Don H writes:
If the motherboard or RAM fails on a 2018 Macbook, it will be extremely difficult (and expensive, and time-consuming) to recover the data from the soldered-on SSD:
"Touch Bar-equipped MacBook Pro laptops have always featured solid-state storage soldered to the logic board, making it impossible to remove for data recovery, as was possible with hard disk drives. For these Macs, Apple enabled last-ditch data recovery through a special port on the logic board, combined with a custom tool for Apple Authorized Service Providers.
Unfortunately, in its teardown, iFixit discovered that the 2018 MacBook Pro models lack that port, and MacRumors learned from internal Apple documents that Apple’s internal Customer Data Migration Tool does not work with these Macs.”
The comments for this entry provide a little more detail. What’s not clear is what happens if your T2 chip fails, which holds all the keys and is non-replacable.
Proper backups, as always, are critical, but are those guaranteed to work in the user’s favor a decade from now? What if a future T2 chip requires end-to-end encryption for backups which themselves become dependent on that same chip?
How many different ways will be locked out from our own data in the future? If I lose the ability to completely *own* my data (including the ability to migrate it to another computer or storage device without restrictions or Internet connectivity) then I will simply stop using computers altogether. More realistically, I will stockpile acceptable computers and tailor my life around their limitations as if we were in a post-apocalyptic environment. They work for me now, and they will continue working for the rest of my lifespan in that same capacity until the hardware dies. If I need Internet connectivity (which I have been narrowing down more and more as time goes on) I will do that on a current ‘disposable’ computer and carefully silo my personal data accordingly.
We’re not at that stage yet, but the trend is pretty ominous.
Connecting more dots (I’m in a paranoid mood this morning):
Ok, so this item is really only about the industrial controls for a production line, but what happens if/when the T2 chip itself becomes compromised with a trojan or other latent malware?

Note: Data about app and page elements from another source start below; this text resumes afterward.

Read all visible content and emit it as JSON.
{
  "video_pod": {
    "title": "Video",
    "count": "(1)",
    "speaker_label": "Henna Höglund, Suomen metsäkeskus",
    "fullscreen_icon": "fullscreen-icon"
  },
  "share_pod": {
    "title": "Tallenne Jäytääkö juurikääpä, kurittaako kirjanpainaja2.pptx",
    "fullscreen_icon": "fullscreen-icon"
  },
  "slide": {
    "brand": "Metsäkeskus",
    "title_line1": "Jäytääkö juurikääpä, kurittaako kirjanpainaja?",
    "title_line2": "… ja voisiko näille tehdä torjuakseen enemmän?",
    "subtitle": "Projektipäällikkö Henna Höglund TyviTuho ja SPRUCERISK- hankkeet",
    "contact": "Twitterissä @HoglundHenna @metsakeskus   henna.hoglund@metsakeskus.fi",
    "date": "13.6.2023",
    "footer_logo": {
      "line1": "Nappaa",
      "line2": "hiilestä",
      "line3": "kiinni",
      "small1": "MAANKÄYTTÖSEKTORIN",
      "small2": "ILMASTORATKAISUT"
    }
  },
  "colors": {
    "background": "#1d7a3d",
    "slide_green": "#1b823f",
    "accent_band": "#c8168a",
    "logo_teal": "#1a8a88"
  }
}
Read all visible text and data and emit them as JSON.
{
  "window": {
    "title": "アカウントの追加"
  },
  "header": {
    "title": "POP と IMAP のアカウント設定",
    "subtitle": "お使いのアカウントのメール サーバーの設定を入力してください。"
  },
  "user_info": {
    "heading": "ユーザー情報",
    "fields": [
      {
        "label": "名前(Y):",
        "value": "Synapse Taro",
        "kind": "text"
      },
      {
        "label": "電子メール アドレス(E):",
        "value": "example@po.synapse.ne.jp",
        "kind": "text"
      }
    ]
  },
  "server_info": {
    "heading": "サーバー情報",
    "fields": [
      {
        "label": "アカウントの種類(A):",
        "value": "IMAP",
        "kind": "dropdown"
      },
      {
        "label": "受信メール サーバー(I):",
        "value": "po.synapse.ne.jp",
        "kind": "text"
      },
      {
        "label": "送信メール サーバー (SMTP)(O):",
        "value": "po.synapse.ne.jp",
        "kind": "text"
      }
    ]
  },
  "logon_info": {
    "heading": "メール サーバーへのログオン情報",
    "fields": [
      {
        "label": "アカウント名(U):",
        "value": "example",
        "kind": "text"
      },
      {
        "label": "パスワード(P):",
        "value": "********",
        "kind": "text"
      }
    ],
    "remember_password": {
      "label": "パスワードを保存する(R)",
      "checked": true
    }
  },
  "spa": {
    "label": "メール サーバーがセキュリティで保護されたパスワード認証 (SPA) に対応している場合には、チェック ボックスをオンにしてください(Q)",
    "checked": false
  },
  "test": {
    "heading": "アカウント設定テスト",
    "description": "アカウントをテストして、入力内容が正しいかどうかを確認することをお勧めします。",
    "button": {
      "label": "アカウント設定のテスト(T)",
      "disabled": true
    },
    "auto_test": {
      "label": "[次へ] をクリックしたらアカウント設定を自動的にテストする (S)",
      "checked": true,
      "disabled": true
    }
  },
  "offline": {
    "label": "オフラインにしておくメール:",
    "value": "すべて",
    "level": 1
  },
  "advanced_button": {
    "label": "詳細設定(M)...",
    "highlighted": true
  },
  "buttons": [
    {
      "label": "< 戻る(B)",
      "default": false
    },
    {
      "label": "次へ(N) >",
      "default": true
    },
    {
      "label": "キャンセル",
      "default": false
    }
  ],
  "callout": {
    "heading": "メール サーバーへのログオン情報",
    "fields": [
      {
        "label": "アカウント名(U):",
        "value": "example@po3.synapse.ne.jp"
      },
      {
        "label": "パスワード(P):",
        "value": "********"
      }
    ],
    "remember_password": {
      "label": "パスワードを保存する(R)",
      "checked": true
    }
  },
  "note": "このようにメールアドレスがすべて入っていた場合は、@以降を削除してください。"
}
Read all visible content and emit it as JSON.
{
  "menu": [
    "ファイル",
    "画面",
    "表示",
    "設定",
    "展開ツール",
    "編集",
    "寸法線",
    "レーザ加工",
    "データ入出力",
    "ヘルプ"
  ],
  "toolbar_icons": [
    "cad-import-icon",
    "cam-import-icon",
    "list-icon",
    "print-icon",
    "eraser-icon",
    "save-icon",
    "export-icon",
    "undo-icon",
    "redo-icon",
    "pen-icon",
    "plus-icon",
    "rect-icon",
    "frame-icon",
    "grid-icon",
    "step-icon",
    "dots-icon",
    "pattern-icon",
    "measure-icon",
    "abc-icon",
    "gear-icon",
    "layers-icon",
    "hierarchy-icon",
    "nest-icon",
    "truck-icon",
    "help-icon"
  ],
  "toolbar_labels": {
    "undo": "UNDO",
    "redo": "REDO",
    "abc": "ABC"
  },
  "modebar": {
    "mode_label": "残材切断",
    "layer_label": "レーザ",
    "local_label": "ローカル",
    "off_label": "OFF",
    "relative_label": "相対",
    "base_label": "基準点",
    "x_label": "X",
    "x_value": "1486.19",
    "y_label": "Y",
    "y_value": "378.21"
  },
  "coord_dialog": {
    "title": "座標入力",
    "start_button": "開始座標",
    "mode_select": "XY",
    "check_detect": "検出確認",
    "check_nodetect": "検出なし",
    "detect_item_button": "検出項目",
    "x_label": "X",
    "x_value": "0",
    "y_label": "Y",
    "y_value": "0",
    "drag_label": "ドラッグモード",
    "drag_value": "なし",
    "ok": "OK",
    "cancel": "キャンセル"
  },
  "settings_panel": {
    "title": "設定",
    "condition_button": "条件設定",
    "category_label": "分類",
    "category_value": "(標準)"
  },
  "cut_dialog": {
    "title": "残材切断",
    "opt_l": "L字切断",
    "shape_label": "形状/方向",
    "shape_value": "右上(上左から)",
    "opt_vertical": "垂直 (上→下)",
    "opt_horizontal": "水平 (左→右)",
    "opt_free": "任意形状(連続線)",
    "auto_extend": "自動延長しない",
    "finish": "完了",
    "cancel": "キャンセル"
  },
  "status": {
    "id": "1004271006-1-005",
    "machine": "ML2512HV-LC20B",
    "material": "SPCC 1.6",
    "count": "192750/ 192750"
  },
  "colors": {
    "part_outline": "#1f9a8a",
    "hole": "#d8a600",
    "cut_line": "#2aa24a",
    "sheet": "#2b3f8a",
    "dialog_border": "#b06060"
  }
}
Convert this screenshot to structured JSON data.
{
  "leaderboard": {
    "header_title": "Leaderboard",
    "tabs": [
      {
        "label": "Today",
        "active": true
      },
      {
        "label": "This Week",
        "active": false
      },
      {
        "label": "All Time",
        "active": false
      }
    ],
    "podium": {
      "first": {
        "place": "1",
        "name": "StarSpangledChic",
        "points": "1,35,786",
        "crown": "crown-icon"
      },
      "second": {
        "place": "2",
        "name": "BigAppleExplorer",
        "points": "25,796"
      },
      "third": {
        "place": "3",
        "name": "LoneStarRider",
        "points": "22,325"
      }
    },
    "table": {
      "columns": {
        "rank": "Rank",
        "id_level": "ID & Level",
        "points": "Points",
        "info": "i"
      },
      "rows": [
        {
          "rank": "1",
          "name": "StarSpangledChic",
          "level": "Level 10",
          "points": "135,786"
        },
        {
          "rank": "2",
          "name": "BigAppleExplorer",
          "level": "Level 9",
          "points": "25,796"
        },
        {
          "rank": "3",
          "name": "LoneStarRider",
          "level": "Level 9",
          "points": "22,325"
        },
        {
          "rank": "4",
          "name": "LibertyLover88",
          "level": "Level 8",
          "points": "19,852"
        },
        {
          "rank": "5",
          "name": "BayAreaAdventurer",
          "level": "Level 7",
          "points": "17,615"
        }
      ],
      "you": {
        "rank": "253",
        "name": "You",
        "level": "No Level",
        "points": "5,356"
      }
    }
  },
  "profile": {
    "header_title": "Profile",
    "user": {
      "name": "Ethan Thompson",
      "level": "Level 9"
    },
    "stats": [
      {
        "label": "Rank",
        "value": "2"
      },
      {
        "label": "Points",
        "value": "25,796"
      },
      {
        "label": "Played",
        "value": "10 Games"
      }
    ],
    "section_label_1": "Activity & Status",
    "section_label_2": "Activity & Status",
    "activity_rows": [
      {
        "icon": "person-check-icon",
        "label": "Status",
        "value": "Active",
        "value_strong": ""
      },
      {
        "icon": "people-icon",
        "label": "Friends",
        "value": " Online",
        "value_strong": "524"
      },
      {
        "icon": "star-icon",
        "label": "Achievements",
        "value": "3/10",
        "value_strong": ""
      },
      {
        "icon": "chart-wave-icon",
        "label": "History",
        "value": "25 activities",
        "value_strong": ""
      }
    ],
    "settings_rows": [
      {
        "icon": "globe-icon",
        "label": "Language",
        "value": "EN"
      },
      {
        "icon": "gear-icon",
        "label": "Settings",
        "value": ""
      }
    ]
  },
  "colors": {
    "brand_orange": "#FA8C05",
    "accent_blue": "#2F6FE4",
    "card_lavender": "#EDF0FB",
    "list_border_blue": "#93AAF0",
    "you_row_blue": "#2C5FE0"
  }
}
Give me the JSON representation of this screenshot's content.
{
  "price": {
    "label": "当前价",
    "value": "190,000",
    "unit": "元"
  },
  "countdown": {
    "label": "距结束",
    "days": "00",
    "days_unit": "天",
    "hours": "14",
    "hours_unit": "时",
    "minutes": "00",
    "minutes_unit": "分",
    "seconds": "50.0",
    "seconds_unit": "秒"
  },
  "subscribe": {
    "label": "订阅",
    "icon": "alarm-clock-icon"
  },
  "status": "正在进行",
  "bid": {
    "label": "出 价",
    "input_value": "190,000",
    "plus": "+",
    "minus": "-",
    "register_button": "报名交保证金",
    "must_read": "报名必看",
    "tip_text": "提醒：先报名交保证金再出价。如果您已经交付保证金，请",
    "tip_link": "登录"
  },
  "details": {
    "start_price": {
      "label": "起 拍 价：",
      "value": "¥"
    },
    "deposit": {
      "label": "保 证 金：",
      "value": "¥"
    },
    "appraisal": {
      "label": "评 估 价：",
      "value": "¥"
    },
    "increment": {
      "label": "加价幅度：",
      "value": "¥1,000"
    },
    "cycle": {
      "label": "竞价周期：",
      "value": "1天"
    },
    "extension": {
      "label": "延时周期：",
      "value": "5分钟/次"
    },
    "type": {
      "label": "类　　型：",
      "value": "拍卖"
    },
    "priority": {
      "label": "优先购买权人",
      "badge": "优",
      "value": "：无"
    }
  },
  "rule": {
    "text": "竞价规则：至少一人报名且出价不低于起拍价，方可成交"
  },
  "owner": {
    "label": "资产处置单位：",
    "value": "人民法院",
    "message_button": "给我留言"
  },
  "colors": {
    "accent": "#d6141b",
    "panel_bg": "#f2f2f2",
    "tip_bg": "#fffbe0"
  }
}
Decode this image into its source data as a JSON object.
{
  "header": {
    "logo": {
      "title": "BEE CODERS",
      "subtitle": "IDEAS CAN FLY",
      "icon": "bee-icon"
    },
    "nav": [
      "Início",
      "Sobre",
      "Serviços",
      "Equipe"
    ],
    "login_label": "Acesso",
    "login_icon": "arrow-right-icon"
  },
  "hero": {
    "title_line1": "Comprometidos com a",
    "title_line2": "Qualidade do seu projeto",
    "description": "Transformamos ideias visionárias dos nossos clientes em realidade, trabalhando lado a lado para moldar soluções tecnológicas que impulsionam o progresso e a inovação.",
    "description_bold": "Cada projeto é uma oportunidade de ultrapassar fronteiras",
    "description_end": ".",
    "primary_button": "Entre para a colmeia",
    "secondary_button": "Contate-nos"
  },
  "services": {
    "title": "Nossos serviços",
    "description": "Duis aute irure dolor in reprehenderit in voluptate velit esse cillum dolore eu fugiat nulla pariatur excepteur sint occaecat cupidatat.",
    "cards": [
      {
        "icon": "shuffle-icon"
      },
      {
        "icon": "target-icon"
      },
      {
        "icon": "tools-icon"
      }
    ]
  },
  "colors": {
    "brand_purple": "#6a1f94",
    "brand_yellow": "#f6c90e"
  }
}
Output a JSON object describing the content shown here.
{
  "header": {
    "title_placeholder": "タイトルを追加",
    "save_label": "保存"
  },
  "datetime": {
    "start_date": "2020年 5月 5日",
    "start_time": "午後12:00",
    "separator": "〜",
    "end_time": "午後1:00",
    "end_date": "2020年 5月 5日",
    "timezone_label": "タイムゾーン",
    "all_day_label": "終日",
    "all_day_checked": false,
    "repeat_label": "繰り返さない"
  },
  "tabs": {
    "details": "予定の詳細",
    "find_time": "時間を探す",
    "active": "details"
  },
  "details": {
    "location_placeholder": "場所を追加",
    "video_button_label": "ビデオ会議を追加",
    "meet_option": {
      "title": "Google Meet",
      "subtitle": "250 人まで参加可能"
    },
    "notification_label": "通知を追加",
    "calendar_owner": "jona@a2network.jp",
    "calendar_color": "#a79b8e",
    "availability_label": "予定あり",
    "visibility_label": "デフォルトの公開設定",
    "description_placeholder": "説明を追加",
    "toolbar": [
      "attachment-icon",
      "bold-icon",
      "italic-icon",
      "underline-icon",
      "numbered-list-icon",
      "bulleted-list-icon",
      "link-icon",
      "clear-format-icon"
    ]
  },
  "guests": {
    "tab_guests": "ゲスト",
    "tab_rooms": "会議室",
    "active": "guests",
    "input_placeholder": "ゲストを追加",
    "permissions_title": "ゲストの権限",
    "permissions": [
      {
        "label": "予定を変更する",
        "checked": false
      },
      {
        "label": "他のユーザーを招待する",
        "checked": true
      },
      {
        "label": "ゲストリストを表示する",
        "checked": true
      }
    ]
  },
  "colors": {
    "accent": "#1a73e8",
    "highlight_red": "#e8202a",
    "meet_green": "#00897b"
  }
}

Unless the entire process from design to fab is under bullet-proof control with independent auditors reviewing each step, who’s to say the linchpin for our data security can’t be successfully attacked at some point? The NSA itself has been breached at least twice (that we know of) - this isn’t just idle speculation.
DIGLLOYD: it’s not a good trend—disposable Macs is where we stand now. Backup.